Roorkee: An IIT alumnus, Defence Minister Manohar Parrikar says a public life was something he never anticipated and he was pushed into the river of politics from behind but managed to "swim successfully".
He used disarming sense of humour in his address to future technocrats while inaugurating IIT Roorkee's 'Cognizance 2016' yesterday, often having the students in splits.
"When I came here, I was given this two-page prepared speech but then I thought since we are talking of 'Make in India', so I would have my own speech. So, guess I'll go my way, the IIT way, and talk directly the students," he said, to a loud cheer, as he spoke extempore.
"It's almost like coming back to IIT-Bombay... I spent my B.Tech days at IIT and later also took up a PG course but never finished the M.Tech... But more than degree and I valued knowledge. I spent 6.5 years at IIT, I didn't spend 6.5 years for undergraduation... but I have a B.Tech degree, as my affidavit says, and not M.Tech... Someone, may file a case (against me)," he said, leaving the crowd in raptures.
The minister was apparently making a reference to the row related to Union HRD Minister Smriti Irani's educational qualifications.
On being a reluctant politician, he said, "Many IITians went to the US, the UK but I stuck here.
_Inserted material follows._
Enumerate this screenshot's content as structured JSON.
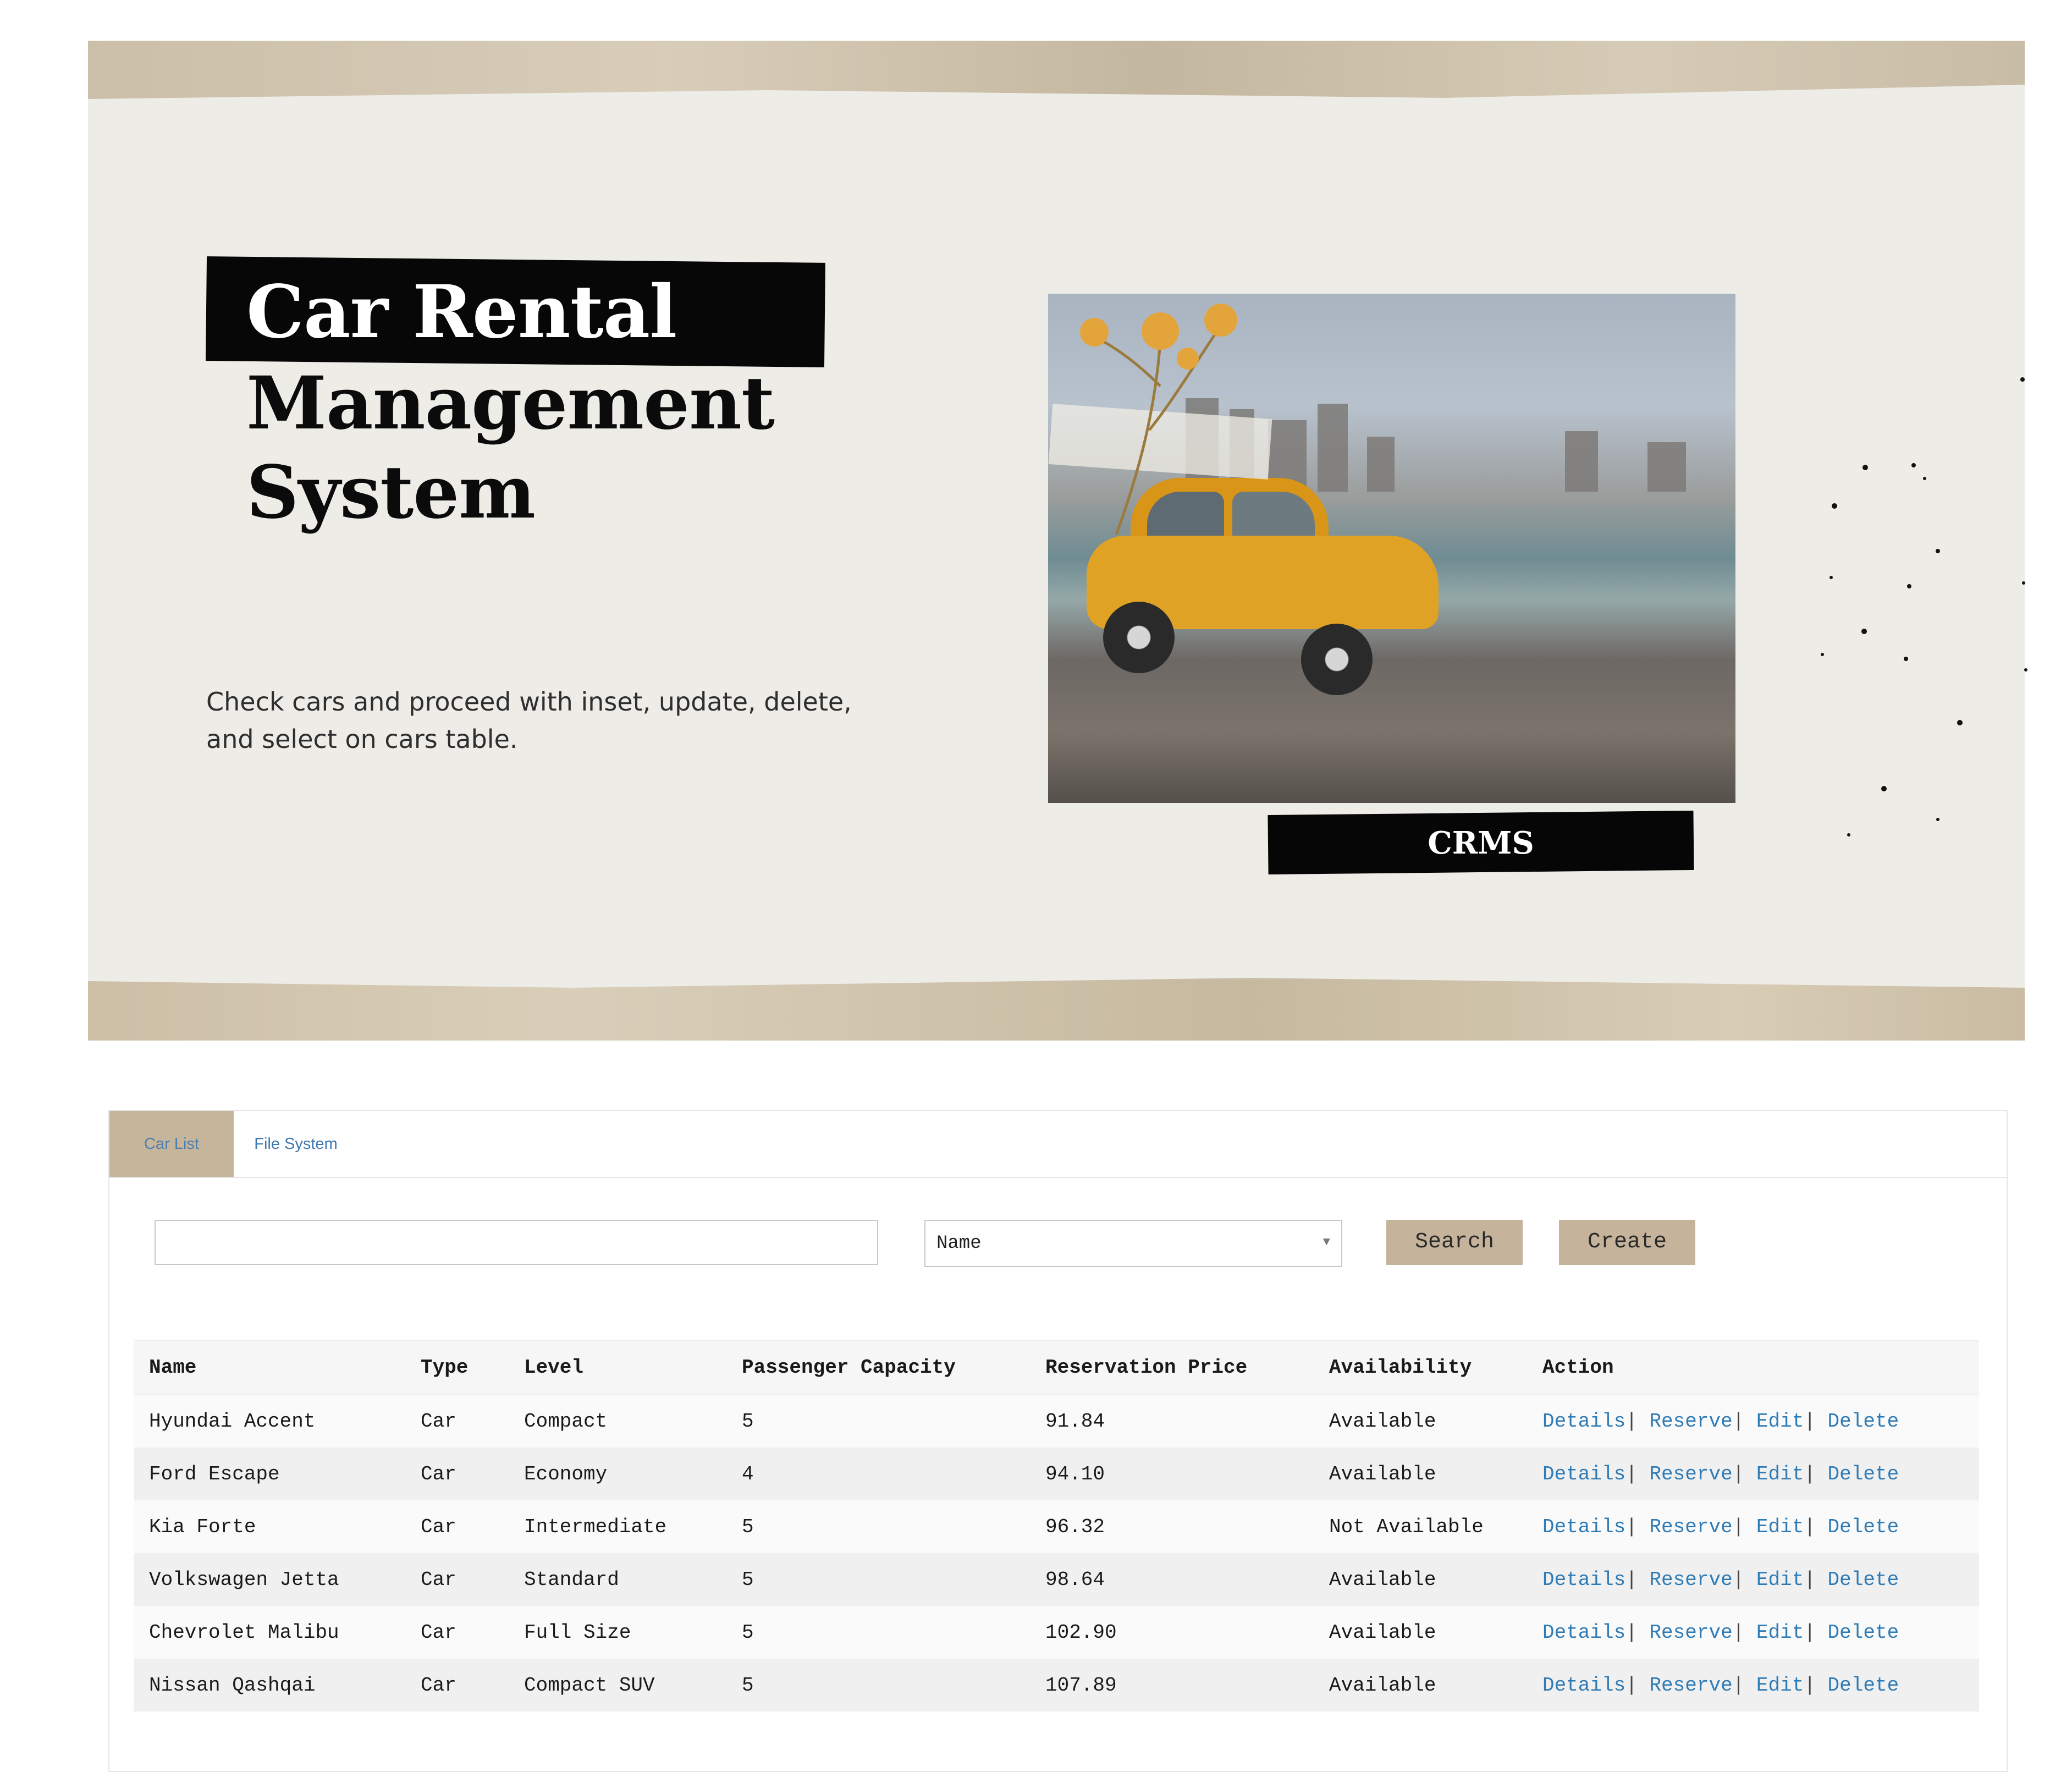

Let me tell you I never anticipated joining politics. I was the one sitting by the side of the river and someone pushed me from behind into it.
"But, I swam successfully, in that river and became chief minister of Goa and then the defence minister," he said, adding, "I was the general secretary of the mess and quite popular and thus got elected for three years. At least that proves that doing the mess management I learned to steer the state finances properly."
Moving on to examinations, he said the current generation is "luckier" as far as engineering examinations are concerned.
"Let me tell you, open book examination is the most difficult one. As you have to know where the answer lies, going through the book twice, thrice" as he asked students to inculcate, out-of-box thinking and contribute to the growth story of India.
Before ending his speech, he recounted a humour-laden story of a French King and his court astrologer to reinforce his point about Make in India.